- **Saved entries**:
↓
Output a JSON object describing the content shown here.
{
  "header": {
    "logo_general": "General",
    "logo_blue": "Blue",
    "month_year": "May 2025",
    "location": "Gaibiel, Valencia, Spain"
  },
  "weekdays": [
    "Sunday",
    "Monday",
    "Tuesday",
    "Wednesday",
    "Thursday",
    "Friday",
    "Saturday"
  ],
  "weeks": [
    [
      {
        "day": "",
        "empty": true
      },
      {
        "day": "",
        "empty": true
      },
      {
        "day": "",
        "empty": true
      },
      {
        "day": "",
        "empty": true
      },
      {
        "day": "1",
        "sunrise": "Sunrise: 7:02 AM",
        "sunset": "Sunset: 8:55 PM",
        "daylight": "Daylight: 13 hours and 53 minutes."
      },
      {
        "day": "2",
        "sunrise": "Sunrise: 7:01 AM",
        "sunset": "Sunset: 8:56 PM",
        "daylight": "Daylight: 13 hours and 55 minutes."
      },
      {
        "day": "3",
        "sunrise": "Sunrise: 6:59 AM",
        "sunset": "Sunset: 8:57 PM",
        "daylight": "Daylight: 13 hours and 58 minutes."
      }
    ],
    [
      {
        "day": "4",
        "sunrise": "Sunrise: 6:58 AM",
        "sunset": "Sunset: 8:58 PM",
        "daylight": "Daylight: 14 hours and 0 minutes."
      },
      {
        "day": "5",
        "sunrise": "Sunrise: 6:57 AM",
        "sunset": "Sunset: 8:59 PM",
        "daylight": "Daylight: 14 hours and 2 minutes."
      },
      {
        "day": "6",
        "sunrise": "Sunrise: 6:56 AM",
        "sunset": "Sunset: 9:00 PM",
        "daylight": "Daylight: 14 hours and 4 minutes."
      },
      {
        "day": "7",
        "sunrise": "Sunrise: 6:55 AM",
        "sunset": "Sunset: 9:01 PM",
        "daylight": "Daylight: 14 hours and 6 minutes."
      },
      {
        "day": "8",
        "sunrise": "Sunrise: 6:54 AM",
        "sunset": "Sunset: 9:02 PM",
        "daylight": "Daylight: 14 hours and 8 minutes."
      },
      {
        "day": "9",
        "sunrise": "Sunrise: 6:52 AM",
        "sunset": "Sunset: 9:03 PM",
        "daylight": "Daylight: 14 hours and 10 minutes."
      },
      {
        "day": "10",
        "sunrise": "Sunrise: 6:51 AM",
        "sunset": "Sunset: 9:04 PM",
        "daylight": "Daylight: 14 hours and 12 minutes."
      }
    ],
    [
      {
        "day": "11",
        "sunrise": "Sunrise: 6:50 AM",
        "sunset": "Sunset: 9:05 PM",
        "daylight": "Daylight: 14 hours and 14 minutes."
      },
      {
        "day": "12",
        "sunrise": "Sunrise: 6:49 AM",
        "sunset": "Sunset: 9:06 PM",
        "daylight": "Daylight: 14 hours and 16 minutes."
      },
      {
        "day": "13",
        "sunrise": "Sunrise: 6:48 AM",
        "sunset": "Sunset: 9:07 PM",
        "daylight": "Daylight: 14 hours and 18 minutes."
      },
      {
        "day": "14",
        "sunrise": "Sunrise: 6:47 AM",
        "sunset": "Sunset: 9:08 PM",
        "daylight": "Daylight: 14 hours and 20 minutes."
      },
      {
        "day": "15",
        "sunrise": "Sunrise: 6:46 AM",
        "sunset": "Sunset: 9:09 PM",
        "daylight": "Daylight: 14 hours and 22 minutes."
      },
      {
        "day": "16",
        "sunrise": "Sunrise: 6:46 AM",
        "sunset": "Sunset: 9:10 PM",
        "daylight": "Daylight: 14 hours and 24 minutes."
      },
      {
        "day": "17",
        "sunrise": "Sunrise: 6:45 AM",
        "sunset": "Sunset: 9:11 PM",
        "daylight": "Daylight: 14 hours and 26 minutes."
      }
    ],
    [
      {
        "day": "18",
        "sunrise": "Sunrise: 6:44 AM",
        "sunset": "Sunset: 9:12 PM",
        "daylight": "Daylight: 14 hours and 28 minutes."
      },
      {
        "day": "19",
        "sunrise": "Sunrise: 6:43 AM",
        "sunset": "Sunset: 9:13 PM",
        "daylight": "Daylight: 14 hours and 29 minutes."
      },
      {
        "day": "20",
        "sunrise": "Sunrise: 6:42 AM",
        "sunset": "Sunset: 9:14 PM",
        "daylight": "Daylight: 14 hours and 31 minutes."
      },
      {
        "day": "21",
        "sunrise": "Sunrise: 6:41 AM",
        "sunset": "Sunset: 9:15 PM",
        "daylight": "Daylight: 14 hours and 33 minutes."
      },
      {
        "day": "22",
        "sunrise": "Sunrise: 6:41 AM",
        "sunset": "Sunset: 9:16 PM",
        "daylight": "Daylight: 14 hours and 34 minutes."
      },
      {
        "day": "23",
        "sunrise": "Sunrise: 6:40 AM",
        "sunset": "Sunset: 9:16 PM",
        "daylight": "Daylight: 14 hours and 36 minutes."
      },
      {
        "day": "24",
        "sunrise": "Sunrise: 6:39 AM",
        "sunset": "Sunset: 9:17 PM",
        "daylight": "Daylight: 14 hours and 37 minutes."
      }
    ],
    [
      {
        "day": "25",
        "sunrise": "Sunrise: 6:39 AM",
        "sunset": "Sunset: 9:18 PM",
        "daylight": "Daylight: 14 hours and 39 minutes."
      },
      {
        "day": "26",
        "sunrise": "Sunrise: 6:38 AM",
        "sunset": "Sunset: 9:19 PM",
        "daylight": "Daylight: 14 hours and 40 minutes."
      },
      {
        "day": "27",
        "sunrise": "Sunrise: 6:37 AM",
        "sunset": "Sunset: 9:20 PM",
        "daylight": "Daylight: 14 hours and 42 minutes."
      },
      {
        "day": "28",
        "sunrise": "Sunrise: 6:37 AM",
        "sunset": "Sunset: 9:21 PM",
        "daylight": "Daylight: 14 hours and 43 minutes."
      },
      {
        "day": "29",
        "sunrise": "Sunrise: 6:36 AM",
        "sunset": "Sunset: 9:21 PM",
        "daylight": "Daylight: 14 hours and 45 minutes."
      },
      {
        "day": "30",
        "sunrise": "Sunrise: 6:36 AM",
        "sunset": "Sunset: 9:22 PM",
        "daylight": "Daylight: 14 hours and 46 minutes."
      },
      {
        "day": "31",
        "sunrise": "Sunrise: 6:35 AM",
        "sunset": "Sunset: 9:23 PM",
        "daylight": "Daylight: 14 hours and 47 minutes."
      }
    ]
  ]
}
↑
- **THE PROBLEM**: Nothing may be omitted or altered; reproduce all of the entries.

- **WRITTEN ANSWER**:
Output a JSON object describing the content shown here.
{
  "header": {
    "logo_general": "General",
    "logo_blue": "Blue",
    "month_year": "May 2025",
    "location": "Gaibiel, Valencia, Spain"
  },
  "weekdays": [
    "Sunday",
    "Monday",
    "Tuesday",
    "Wednesday",
    "Thursday",
    "Friday",
    "Saturday"
  ],
  "weeks": [
    [
      {
        "day": "",
        "empty": true
      },
      {
        "day": "",
        "empty": true
      },
      {
        "day": "",
        "empty": true
      },
      {
        "day": "",
        "empty": true
      },
      {
        "day": "1",
        "sunrise": "Sunrise: 7:02 AM",
        "sunset": "Sunset: 8:55 PM",
        "daylight": "Daylight: 13 hours and 53 minutes."
      },
      {
        "day": "2",
        "sunrise": "Sunrise: 7:01 AM",
        "sunset": "Sunset: 8:56 PM",
        "daylight": "Daylight: 13 hours and 55 minutes."
      },
      {
        "day": "3",
        "sunrise": "Sunrise: 6:59 AM",
        "sunset": "Sunset: 8:57 PM",
        "daylight": "Daylight: 13 hours and 58 minutes."
      }
    ],
    [
      {
        "day": "4",
        "sunrise": "Sunrise: 6:58 AM",
        "sunset": "Sunset: 8:58 PM",
        "daylight": "Daylight: 14 hours and 0 minutes."
      },
      {
        "day": "5",
        "sunrise": "Sunrise: 6:57 AM",
        "sunset": "Sunset: 8:59 PM",
        "daylight": "Daylight: 14 hours and 2 minutes."
      },
      {
        "day": "6",
        "sunrise": "Sunrise: 6:56 AM",
        "sunset": "Sunset: 9:00 PM",
        "daylight": "Daylight: 14 hours and 4 minutes."
      },
      {
        "day": "7",
        "sunrise": "Sunrise: 6:55 AM",
        "sunset": "Sunset: 9:01 PM",
        "daylight": "Daylight: 14 hours and 6 minutes."
      },
      {
        "day": "8",
        "sunrise": "Sunrise: 6:54 AM",
        "sunset": "Sunset: 9:02 PM",
        "daylight": "Daylight: 14 hours and 8 minutes."
      },
      {
        "day": "9",
        "sunrise": "Sunrise: 6:52 AM",
        "sunset": "Sunset: 9:03 PM",
        "daylight": "Daylight: 14 hours and 10 minutes."
      },
      {
        "day": "10",
        "sunrise": "Sunrise: 6:51 AM",
        "sunset": "Sunset: 9:04 PM",
        "daylight": "Daylight: 14 hours and 12 minutes."
      }
    ],
    [
      {
        "day": "11",
        "sunrise": "Sunrise: 6:50 AM",
        "sunset": "Sunset: 9:05 PM",
        "daylight": "Daylight: 14 hours and 14 minutes."
      },
      {
        "day": "12",
        "sunrise": "Sunrise: 6:49 AM",
        "sunset": "Sunset: 9:06 PM",
        "daylight": "Daylight: 14 hours and 16 minutes."
      },
      {
        "day": "13",
        "sunrise": "Sunrise: 6:48 AM",
        "sunset": "Sunset: 9:07 PM",
        "daylight": "Daylight: 14 hours and 18 minutes."
      },
      {
        "day": "14",
        "sunrise": "Sunrise: 6:47 AM",
        "sunset": "Sunset: 9:08 PM",
        "daylight": "Daylight: 14 hours and 20 minutes."
      },
      {
        "day": "15",
        "sunrise": "Sunrise: 6:46 AM",
        "sunset": "Sunset: 9:09 PM",
        "daylight": "Daylight: 14 hours and 22 minutes."
      },
      {
        "day": "16",
        "sunrise": "Sunrise: 6:46 AM",
        "sunset": "Sunset: 9:10 PM",
        "daylight": "Daylight: 14 hours and 24 minutes."
      },
      {
        "day": "17",
        "sunrise": "Sunrise: 6:45 AM",
        "sunset": "Sunset: 9:11 PM",
        "daylight": "Daylight: 14 hours and 26 minutes."
      }
    ],
    [
      {
        "day": "18",
        "sunrise": "Sunrise: 6:44 AM",
        "sunset": "Sunset: 9:12 PM",
        "daylight": "Daylight: 14 hours and 28 minutes."
      },
      {
        "day": "19",
        "sunrise": "Sunrise: 6:43 AM",
        "sunset": "Sunset: 9:13 PM",
        "daylight": "Daylight: 14 hours and 29 minutes."
      },
      {
        "day": "20",
        "sunrise": "Sunrise: 6:42 AM",
        "sunset": "Sunset: 9:14 PM",
        "daylight": "Daylight: 14 hours and 31 minutes."
      },
      {
        "day": "21",
        "sunrise": "Sunrise: 6:41 AM",
        "sunset": "Sunset: 9:15 PM",
        "daylight": "Daylight: 14 hours and 33 minutes."
      },
      {
        "day": "22",
        "sunrise": "Sunrise: 6:41 AM",
        "sunset": "Sunset: 9:16 PM",
        "daylight": "Daylight: 14 hours and 34 minutes."
      },
      {
        "day": "23",
        "sunrise": "Sunrise: 6:40 AM",
        "sunset": "Sunset: 9:16 PM",
        "daylight": "Daylight: 14 hours and 36 minutes."
      },
      {
        "day": "24",
        "sunrise": "Sunrise: 6:39 AM",
        "sunset": "Sunset: 9:17 PM",
        "daylight": "Daylight: 14 hours and 37 minutes."
      }
    ],
    [
      {
        "day": "25",
        "sunrise": "Sunrise: 6:39 AM",
        "sunset": "Sunset: 9:18 PM",
        "daylight": "Daylight: 14 hours and 39 minutes."
      },
      {
        "day": "26",
        "sunrise": "Sunrise: 6:38 AM",
        "sunset": "Sunset: 9:19 PM",
        "daylight": "Daylight: 14 hours and 40 minutes."
      },
      {
        "day": "27",
        "sunrise": "Sunrise: 6:37 AM",
        "sunset": "Sunset: 9:20 PM",
        "daylight": "Daylight: 14 hours and 42 minutes."
      },
      {
        "day": "28",
        "sunrise": "Sunrise: 6:37 AM",
        "sunset": "Sunset: 9:21 PM",
        "daylight": "Daylight: 14 hours and 43 minutes."
      },
      {
        "day": "29",
        "sunrise": "Sunrise: 6:36 AM",
        "sunset": "Sunset: 9:21 PM",
        "daylight": "Daylight: 14 hours and 45 minutes."
      },
      {
        "day": "30",
        "sunrise": "Sunrise: 6:36 AM",
        "sunset": "Sunset: 9:22 PM",
        "daylight": "Daylight: 14 hours and 46 minutes."
      },
      {
        "day": "31",
        "sunrise": "Sunrise: 6:35 AM",
        "sunset": "Sunset: 9:23 PM",
        "daylight": "Daylight: 14 hours and 47 minutes."
      }
    ]
  ]
}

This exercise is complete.